**Exercise instructions**:
Go through the records and give each one again exactly, omitting the images.

**Records shown**:
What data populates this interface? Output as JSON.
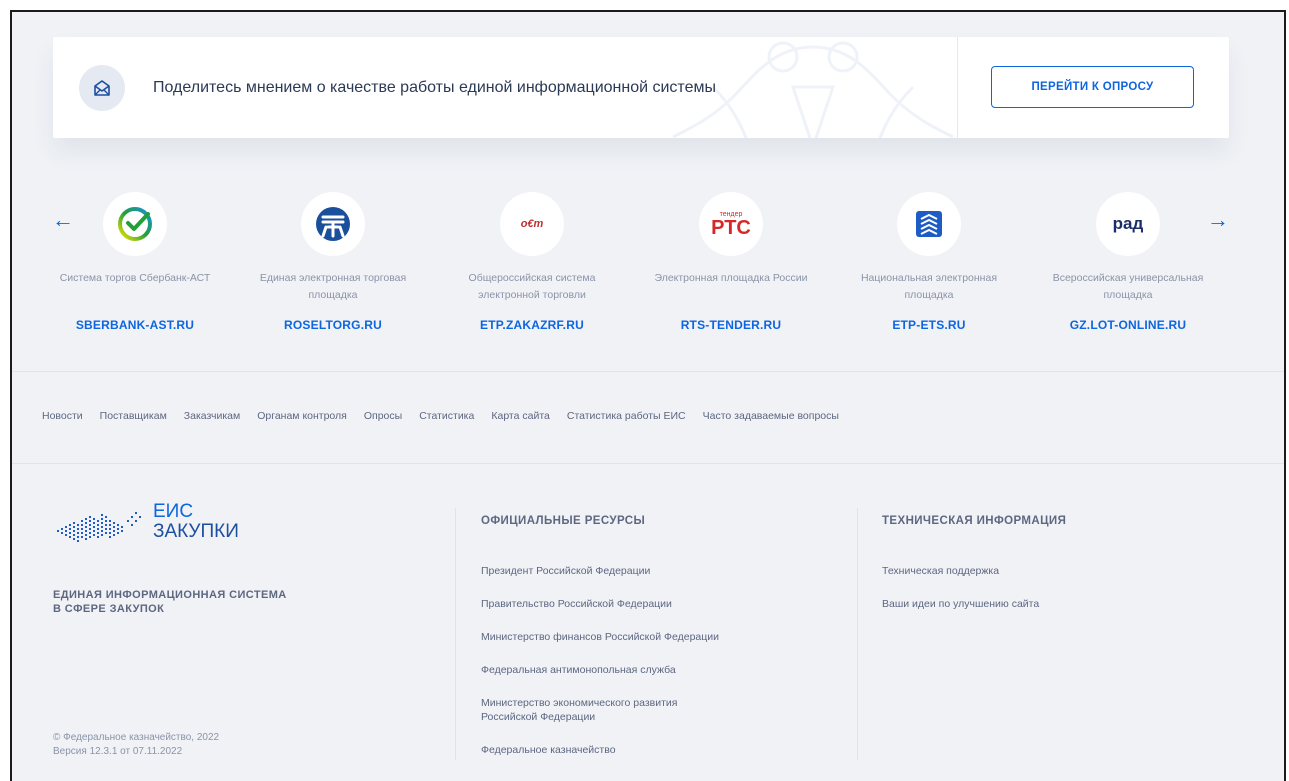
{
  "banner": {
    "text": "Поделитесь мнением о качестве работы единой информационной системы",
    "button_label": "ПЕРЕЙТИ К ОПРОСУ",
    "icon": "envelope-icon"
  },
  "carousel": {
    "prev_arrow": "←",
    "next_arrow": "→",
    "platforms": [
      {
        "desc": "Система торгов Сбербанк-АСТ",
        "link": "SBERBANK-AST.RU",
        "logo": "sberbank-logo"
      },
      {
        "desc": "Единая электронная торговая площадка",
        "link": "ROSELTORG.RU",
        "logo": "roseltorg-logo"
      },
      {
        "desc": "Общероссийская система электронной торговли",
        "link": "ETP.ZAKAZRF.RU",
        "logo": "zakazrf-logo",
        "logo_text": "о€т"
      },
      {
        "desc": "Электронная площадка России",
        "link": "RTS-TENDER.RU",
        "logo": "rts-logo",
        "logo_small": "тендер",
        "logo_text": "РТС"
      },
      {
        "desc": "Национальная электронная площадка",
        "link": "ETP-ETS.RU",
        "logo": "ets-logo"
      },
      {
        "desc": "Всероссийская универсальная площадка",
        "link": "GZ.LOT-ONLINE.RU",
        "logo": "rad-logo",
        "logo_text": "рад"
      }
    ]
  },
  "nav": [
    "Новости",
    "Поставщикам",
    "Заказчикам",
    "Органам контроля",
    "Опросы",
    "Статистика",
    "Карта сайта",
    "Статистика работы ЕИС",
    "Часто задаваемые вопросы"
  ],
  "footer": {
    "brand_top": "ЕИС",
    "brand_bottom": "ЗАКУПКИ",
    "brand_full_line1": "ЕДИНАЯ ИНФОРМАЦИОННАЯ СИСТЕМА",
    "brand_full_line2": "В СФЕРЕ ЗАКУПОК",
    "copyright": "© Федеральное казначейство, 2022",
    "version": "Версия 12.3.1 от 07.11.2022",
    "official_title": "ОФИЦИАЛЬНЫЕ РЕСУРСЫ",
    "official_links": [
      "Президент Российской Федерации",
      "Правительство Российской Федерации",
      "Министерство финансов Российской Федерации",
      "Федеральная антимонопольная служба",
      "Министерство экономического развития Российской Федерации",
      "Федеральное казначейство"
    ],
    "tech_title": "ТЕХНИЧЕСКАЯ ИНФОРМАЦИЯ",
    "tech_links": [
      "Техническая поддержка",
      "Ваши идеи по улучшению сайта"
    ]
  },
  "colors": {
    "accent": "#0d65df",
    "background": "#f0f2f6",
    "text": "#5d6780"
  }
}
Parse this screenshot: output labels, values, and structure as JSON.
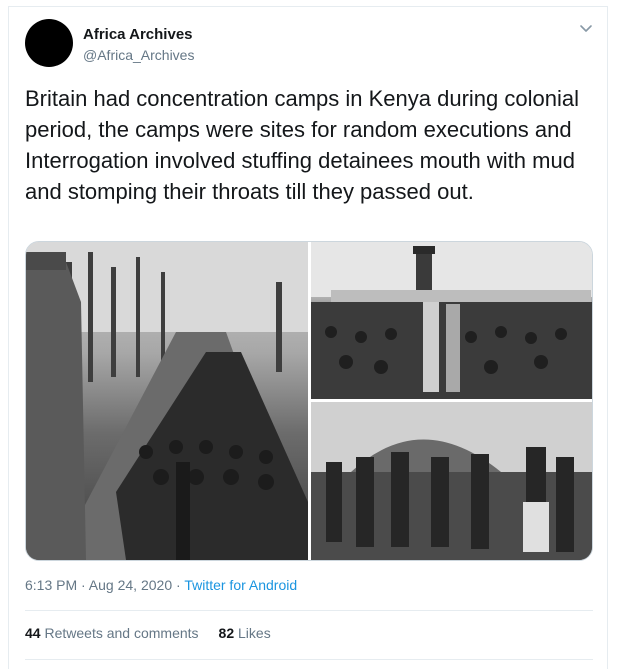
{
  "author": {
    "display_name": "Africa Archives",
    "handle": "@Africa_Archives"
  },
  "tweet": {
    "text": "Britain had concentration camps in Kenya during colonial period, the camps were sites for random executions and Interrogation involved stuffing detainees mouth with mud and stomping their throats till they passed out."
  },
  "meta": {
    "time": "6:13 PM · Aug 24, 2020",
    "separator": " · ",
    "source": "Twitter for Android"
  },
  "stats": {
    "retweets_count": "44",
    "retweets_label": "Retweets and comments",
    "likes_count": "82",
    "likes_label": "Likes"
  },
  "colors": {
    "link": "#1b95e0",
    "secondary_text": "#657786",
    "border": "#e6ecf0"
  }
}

**Answer to this problem**:
What data populates this interface? Output as JSON.
{
  "banner": {
    "text": "Поделитесь мнением о качестве работы единой информационной системы",
    "button_label": "ПЕРЕЙТИ К ОПРОСУ",
    "icon": "envelope-icon"
  },
  "carousel": {
    "prev_arrow": "←",
    "next_arrow": "→",
    "platforms": [
      {
        "desc": "Система торгов Сбербанк-АСТ",
        "link": "SBERBANK-AST.RU",
        "logo": "sberbank-logo"
      },
      {
        "desc": "Единая электронная торговая площадка",
        "link": "ROSELTORG.RU",
        "logo": "roseltorg-logo"
      },
      {
        "desc": "Общероссийская система электронной торговли",
        "link": "ETP.ZAKAZRF.RU",
        "logo": "zakazrf-logo",
        "logo_text": "о€т"
      },
      {
        "desc": "Электронная площадка России",
        "link": "RTS-TENDER.RU",
        "logo": "rts-logo",
        "logo_small": "тендер",
        "logo_text": "РТС"
      },
      {
        "desc": "Национальная электронная площадка",
        "link": "ETP-ETS.RU",
        "logo": "ets-logo"
      },
      {
        "desc": "Всероссийская универсальная площадка",
        "link": "GZ.LOT-ONLINE.RU",
        "logo": "rad-logo",
        "logo_text": "рад"
      }
    ]
  },
  "nav": [
    "Новости",
    "Поставщикам",
    "Заказчикам",
    "Органам контроля",
    "Опросы",
    "Статистика",
    "Карта сайта",
    "Статистика работы ЕИС",
    "Часто задаваемые вопросы"
  ],
  "footer": {
    "brand_top": "ЕИС",
    "brand_bottom": "ЗАКУПКИ",
    "brand_full_line1": "ЕДИНАЯ ИНФОРМАЦИОННАЯ СИСТЕМА",
    "brand_full_line2": "В СФЕРЕ ЗАКУПОК",
    "copyright": "© Федеральное казначейство, 2022",
    "version": "Версия 12.3.1 от 07.11.2022",
    "official_title": "ОФИЦИАЛЬНЫЕ РЕСУРСЫ",
    "official_links": [
      "Президент Российской Федерации",
      "Правительство Российской Федерации",
      "Министерство финансов Российской Федерации",
      "Федеральная антимонопольная служба",
      "Министерство экономического развития Российской Федерации",
      "Федеральное казначейство"
    ],
    "tech_title": "ТЕХНИЧЕСКАЯ ИНФОРМАЦИЯ",
    "tech_links": [
      "Техническая поддержка",
      "Ваши идеи по улучшению сайта"
    ]
  },
  "colors": {
    "accent": "#0d65df",
    "background": "#f0f2f6",
    "text": "#5d6780"
  }
}
Parse this screenshot: output labels, values, and structure as JSON.
{
  "author": {
    "display_name": "Africa Archives",
    "handle": "@Africa_Archives"
  },
  "tweet": {
    "text": "Britain had concentration camps in Kenya during colonial period, the camps were sites for random executions and Interrogation involved stuffing detainees mouth with mud and stomping their throats till they passed out."
  },
  "meta": {
    "time": "6:13 PM · Aug 24, 2020",
    "separator": " · ",
    "source": "Twitter for Android"
  },
  "stats": {
    "retweets_count": "44",
    "retweets_label": "Retweets and comments",
    "likes_count": "82",
    "likes_label": "Likes"
  },
  "colors": {
    "link": "#1b95e0",
    "secondary_text": "#657786",
    "border": "#e6ecf0"
  }
}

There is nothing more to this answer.